Since Russia took the Kherson region and part of Zaporizhzhia, occupation officials have launched a policy of Russification in what could be seen as preparations for Russia to annex the regions.
Moscow has introduced the ruble as currency and begun a policy of handing out passports. Some residents have reportedly been abducted or suffered other abuses.
Ukraine's army is attempting to retake Kherson, the city of 290,000 people, pushing a counter-offensive in recent weeks and making up ground but not yet managing to pierce through Russian lines.
US' Blinken starts Africa trip in bid to counter Moscow's influence
Many African nations, including South Africa, have declined to take sides over Russia's invasion of Ukraine.
In a statement, Pretoria said Blinken would hold talks on Monday with his South African counterpart, Naledi Pandor, where they would "discuss ongoing and recent developments relating to the global geopolitical situation."
Blinken would also make an announcement on Washington's new Africa strategy, the statement said.
The top US diplomat is also to visit the Democratic Republic of Congo and Rwanda during his trip.
Lavrov used his four-nation visit last month to present Russia as a friend to Africa that opposed what he depicted as the "colonial mindset" of many Western countries. He also pushed the narrative that Western sanctions, and not Russia's invasion of Ukraine, were responsible for the current global food crisis.
Four ships carrying food sail from Ukrainian ports
Four cargo ships full of 160,000 tons of corn and other foods departed from Black Sea ports in Ukraine, officials in Ukraine and Turkey said.
Grain exports from Ukraine are being managed and supervised by the Joint Coordination Center in Istanbul, which is staffed by Turkish, Ukrainian and Russian officials.
Last month, the UN and Turkey helped broker the deal amid UN warnings of famine in regions of the world where food shortages are already acute and the reliance of the population on food aid is greatest. The halt in grain shipments from Ukraine sent food prices soaring worldwide.

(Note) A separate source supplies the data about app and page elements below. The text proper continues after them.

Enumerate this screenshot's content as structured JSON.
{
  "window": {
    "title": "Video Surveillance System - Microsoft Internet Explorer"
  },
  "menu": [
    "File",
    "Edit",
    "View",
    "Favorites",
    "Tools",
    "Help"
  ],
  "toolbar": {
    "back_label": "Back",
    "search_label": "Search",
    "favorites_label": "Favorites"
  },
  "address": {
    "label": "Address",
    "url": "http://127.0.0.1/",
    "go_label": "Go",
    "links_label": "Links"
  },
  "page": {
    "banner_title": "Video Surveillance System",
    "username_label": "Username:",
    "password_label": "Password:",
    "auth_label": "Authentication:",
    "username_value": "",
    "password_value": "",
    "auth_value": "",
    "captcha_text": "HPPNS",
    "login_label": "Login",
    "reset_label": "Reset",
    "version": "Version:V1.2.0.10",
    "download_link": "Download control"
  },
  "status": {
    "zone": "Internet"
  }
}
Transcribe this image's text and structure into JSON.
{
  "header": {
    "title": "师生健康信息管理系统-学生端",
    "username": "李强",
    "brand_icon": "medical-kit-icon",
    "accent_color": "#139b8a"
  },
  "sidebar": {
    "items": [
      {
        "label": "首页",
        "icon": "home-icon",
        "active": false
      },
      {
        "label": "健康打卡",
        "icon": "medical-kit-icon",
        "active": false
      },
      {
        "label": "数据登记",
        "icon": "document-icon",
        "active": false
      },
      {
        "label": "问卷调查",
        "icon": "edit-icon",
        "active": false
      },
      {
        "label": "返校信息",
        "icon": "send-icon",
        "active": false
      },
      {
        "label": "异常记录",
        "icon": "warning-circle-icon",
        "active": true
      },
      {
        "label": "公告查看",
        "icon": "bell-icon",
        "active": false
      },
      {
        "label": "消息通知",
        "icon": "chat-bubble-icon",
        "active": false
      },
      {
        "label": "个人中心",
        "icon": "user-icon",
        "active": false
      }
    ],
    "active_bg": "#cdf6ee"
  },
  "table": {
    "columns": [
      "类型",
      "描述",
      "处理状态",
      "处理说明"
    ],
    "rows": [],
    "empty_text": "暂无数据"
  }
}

Prior to Russia's invasion of Ukraine on February 24, the two countries together combined accounted for nearly one-third of global wheat exports.
Late Saturday, the Joint Coordination Center authorized the departure of five ships through the Black Sea. Four vessels were given permission to sail from Chornomorsk and Odesa and one was granted authorization to make its way to Ukraine.
Turkey's Ministry of Defense said the ships departing from Ukraine include Glory, loaded with 66,000 tons of corn, that is headed for Istanbul and the Riva Wind with 44,000 tons of corn traveling to Iskenderun, Turkey.
The other two ships are the Star Helena with 45,000 tons of meal bound for China and the Mustafa Necati with 6,000 tons of sunflower oil destined for Italy.
UK intelligence update points to high cost of war for Russia
In its daily morning defense intelligence briefing, the UK pointed to the high cost of war for Russia's armed forces, as evidenced by the dismissal of at least six senior defense officials since the war began.
"The commanders of Russia's Eastern and Western Military Districts have highly likely lost their commands," UK defense officials have said.
"These dismissals are compounded by at least 10 Russian Generals killed on the battlefield in Ukraine. The cumulative effect on consistency of command is likely contributing to Russian tactical and operational difficulties," UK intelligence concludes.